I know that this is a development kit and such imperfections are to be expected, but if the lenses can be ruined within days, they won’t be very useful for ‘development’ which is the purpose of the kit. And though this is not a ‘consumer model’ in the sense of mass release, it is still a pricey bit of tech that requires some level of quality. Not everyone is planning to throw away these kits when the consumer models drops.
Some inconsistency in Demo functionality/ head tracking smoothness
Depending on your graphics card, setup, or some unknown conditions, it is not uncommon to have a certain demo work flawlessly one minute, then horribly the next. Sometimes you need to restart the unit or the computer, other times you can’t do much about it. I have had juddering on and off with almost all the 3rd party demo’s I have tried. Ocean Rift and CyberSpace are two such examples.
CyberSpace consistently juddered for me, then eventually it ran smoothly without any noticeable software/hardware changes before skewing up again. I then moved to another computer, the demo in question worked perfectly… twice – it now suffers from the same juddering as the previous computer. There is plenty of tinkering and head scratching to be had, and for this very reason it is a ‘development’ release. Don’t expect a smooth experience. I advise not to buy the unit if you are looking for a consumer model experience, it’s just not that far along (although driver and software updates will undoubtedly come frequently and fix many issues).
With that said, much of the inconsistencies are caused by the software. I have never had any juddering issues with the demos/experiences provided by Oculus (Tuscany, Desktop).
The flaws and imperfections are in many ways part of the excitement, I feel privileged to now own a unit to play with and be inspired by. I already have some ambitious ideas I would like to nut out, Including interfacing with the Kinect Sensor.
There are many heated threads on the Oculus forum about some of the challenges including things I have mentioned above. It’s important to remember that these units really were designed for Developers with the know-how to determine the problems/challenges and help pioneer the technology forward. Like any platform, there’s some great games/experiences and plenty of horrible ones. Best to critique the technology on the great experiences, not the latter.

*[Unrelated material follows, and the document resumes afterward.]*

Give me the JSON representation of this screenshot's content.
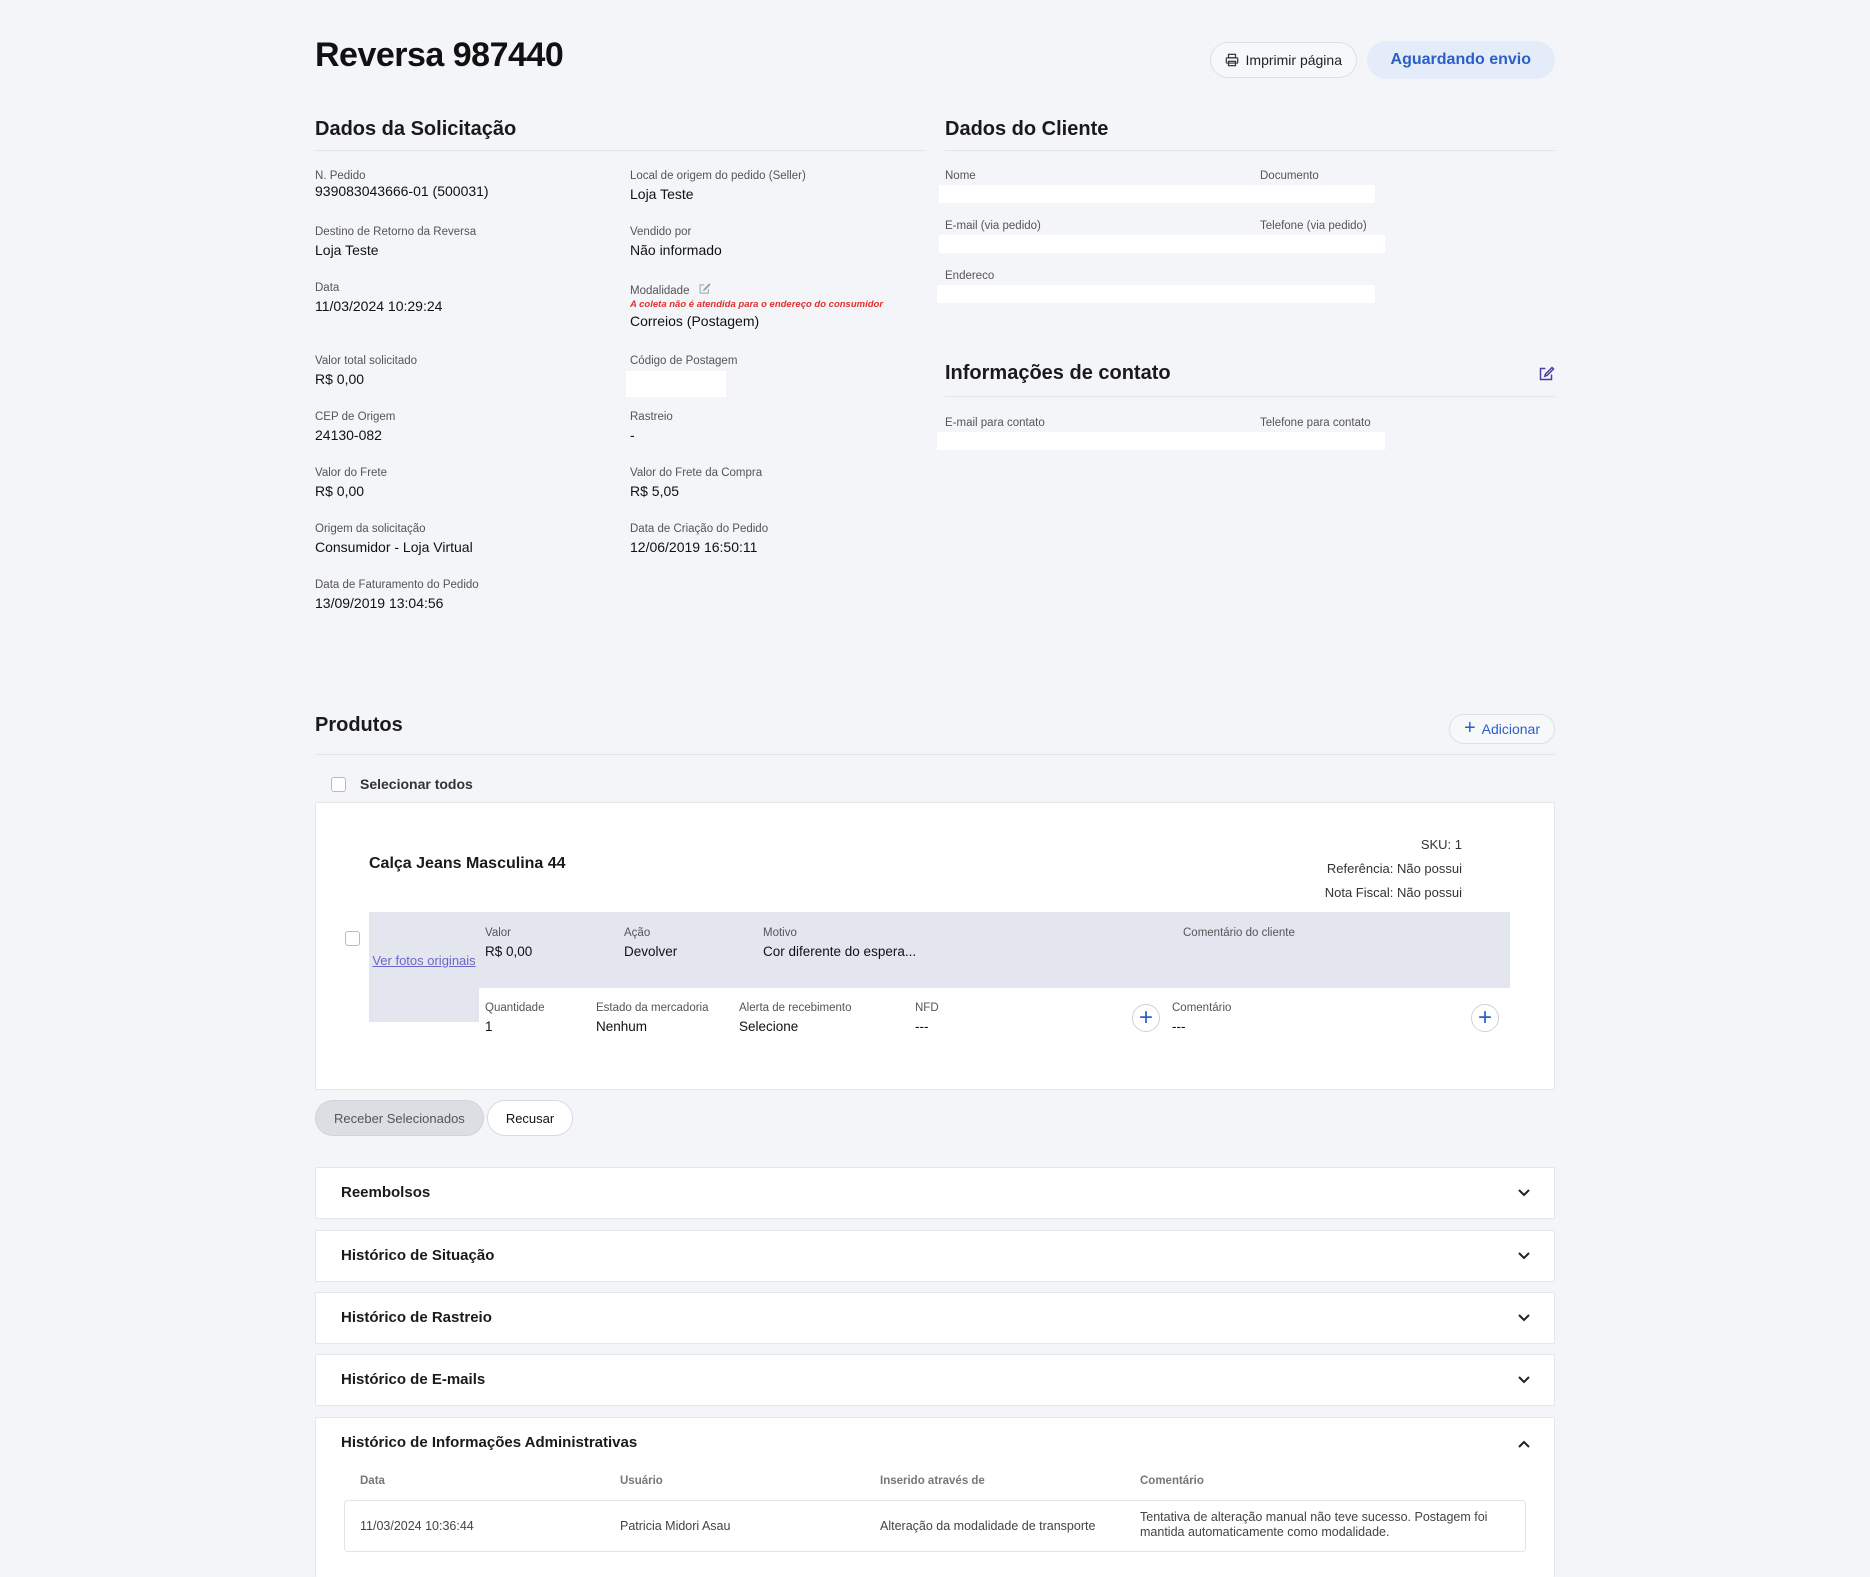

For now I’m just going to sit back and relax in VR, enjoying the many demo’s which with a bit of tinkering (turning things on and off) work well. Soon I will I will get into gear and start creating some VR experiences to contribute to the community.
All the best, see you in the Matrix!